Optional provisions contain the wording “may”, “may” or “does not need” ( negative optional requirement ). “May” contains a mere permission which otherwise does not exist. The typical formulations used by the legislator do not always allow a clear determination of the discretion in an optional provision . For example, the “can” in Section 16 (3) sentence 1 of the HwO is understood to mean that, if the prerequisites for the offense are met, there is usually a reduction in discretion to zero , which is justified with the purpose of the authorization. Unless there are special circumstances, the operating ban is then the only appropriate discretionary decision.

Web links

Individual evidence

  1. Thomas Widmer / Wolfgang Beywl / Carlo Fabian (eds.), Evaluation: Ein systematisches Handbuch , 2009, p. 54
  2. Keyword "Must-rule, must-rule". In: Duden. Retrieved July 15, 2018 .
  3. Keyword “Must-rule”. In: Legal Lexicon. Retrieved July 15, 2018 .
  4. "Since 2002, a so-called target regulation has been in force in Switzerland, i.e. a recommendation by the legislature." [Unknown]. (No longer available online.) Formerly in the original ; Retrieved December 10, 2010 .  ( Page no longer available , search in web archivesInfo: The link was automatically marked as defective. Please check the link according to the instructions and then remove this notice. @1@ 2Template: Dead Link /   quoted from the vocabulary portal of the University of Leipzig , “Soll-Vorschrift”. Retrieved July 15, 2018 .
  5. Keyword “target regulation”. In: Legal Lexicon.
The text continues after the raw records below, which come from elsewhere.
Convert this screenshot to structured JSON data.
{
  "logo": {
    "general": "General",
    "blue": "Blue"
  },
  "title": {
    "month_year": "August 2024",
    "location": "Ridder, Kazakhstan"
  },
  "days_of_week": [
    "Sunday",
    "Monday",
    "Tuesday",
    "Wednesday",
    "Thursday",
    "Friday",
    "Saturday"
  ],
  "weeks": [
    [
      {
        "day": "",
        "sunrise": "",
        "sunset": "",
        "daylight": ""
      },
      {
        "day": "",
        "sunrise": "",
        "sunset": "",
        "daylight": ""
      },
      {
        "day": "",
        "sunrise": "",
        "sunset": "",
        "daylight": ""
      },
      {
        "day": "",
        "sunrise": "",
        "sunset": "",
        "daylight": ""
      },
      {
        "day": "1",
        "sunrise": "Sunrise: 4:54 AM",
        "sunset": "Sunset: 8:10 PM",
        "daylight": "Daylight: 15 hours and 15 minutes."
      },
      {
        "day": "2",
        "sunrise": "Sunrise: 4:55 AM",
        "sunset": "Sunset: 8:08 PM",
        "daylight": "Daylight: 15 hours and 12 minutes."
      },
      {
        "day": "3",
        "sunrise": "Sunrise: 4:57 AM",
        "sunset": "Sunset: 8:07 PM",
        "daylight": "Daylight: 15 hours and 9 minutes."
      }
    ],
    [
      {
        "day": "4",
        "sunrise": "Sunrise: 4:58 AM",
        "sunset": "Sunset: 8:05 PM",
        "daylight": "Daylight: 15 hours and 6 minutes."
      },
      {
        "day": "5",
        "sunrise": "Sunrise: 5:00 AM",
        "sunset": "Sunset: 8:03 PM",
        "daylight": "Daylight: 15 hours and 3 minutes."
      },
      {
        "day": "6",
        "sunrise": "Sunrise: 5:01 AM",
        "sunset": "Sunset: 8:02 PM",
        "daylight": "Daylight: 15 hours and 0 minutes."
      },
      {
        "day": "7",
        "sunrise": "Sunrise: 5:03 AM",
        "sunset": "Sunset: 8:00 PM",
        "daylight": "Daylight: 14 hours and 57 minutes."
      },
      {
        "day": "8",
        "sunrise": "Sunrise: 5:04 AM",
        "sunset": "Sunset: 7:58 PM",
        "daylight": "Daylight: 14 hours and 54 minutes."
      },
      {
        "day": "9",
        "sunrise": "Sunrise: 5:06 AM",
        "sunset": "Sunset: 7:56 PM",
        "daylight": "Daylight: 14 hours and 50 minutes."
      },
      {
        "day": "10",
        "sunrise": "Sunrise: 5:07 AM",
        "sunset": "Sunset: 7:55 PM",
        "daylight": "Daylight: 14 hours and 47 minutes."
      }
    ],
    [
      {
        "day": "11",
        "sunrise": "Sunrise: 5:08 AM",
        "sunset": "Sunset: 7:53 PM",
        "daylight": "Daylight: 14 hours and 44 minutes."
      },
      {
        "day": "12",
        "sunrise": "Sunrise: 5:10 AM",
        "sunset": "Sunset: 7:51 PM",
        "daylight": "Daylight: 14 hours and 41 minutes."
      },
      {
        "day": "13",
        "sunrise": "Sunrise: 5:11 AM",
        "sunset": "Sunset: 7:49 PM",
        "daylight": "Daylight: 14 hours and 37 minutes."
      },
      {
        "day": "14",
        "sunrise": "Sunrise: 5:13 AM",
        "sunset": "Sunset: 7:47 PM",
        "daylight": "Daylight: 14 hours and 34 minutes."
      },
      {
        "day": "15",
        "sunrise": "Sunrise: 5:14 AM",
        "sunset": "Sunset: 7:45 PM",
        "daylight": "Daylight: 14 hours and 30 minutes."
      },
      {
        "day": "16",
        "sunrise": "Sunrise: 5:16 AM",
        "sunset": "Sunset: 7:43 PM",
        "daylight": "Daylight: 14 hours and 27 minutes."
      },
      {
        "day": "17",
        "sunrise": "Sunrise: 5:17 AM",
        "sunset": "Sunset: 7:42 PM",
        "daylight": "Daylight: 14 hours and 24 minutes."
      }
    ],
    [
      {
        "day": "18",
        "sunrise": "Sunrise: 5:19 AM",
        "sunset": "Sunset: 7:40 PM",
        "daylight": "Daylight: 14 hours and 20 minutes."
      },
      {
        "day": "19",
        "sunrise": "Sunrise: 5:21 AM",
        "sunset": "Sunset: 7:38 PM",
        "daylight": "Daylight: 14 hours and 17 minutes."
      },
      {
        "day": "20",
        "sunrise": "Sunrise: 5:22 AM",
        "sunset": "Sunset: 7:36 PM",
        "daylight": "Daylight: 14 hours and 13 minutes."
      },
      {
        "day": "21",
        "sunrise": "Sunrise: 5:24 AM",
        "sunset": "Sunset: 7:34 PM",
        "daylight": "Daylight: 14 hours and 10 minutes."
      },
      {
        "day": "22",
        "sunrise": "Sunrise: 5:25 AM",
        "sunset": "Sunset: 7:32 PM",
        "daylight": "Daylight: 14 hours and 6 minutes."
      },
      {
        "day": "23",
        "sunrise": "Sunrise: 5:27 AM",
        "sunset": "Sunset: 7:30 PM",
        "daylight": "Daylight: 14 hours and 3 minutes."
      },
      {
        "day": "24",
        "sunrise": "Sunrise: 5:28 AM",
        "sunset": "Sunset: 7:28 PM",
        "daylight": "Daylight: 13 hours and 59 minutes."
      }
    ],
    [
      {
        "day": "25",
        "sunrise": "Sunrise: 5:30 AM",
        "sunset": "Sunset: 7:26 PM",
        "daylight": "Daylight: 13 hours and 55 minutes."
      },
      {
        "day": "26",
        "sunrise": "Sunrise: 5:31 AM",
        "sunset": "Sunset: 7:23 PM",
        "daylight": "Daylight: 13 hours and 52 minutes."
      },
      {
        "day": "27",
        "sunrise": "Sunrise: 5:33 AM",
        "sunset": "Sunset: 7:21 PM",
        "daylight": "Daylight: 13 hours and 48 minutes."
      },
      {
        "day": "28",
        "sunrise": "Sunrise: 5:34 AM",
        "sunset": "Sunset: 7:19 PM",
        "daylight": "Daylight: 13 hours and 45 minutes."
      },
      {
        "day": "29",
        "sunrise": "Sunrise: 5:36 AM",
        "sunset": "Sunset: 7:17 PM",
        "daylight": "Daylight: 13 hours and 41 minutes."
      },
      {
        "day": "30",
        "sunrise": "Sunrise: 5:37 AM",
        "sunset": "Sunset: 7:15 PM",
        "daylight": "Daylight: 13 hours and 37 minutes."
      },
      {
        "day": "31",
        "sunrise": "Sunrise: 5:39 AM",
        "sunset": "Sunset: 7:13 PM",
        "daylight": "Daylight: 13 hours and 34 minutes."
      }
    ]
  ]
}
Retrieved July 15, 2018 .
  6. Legal terminology. In: Handbuch der Rechtsformlichkeit, 3rd edition. Retrieved June 16, 2020 .
  7. Keyword “can-determination, can-determination”. In: Duden. Retrieved July 15, 2018 .
  8. Loop: AW: must, should, can - legal degrees. In: JuraForum. Sebastian Einbock (editor in charge), accessed on July 15, 2018 .
  9. ^ Legal encyclopedia, keyword “Can-rule”. Retrieved July 15, 2018 .
  10. Bernhard Wieczorek / Rolf A. Schütze (ed.), Commentary on the ZPO: Introduction §§ 1-23 , 2015, marginal no. 138
  11. ^ Heinrich Lange, BGB: Allgemeine Teil , 1974, p. 57
  12. ^ Hans Schneider, Legislation: Ein Lehr- und Handbuch , 2002, p. 352
  13. BVerwG, judgment of July 17, 1986, Az .: 7 B 234/85 = NJW 1987, 143 , 144
  14. Hessischer VGH, judgment of February 20, 1990, Az .: 11 UE 2161/85 = NVwZ 1991, 280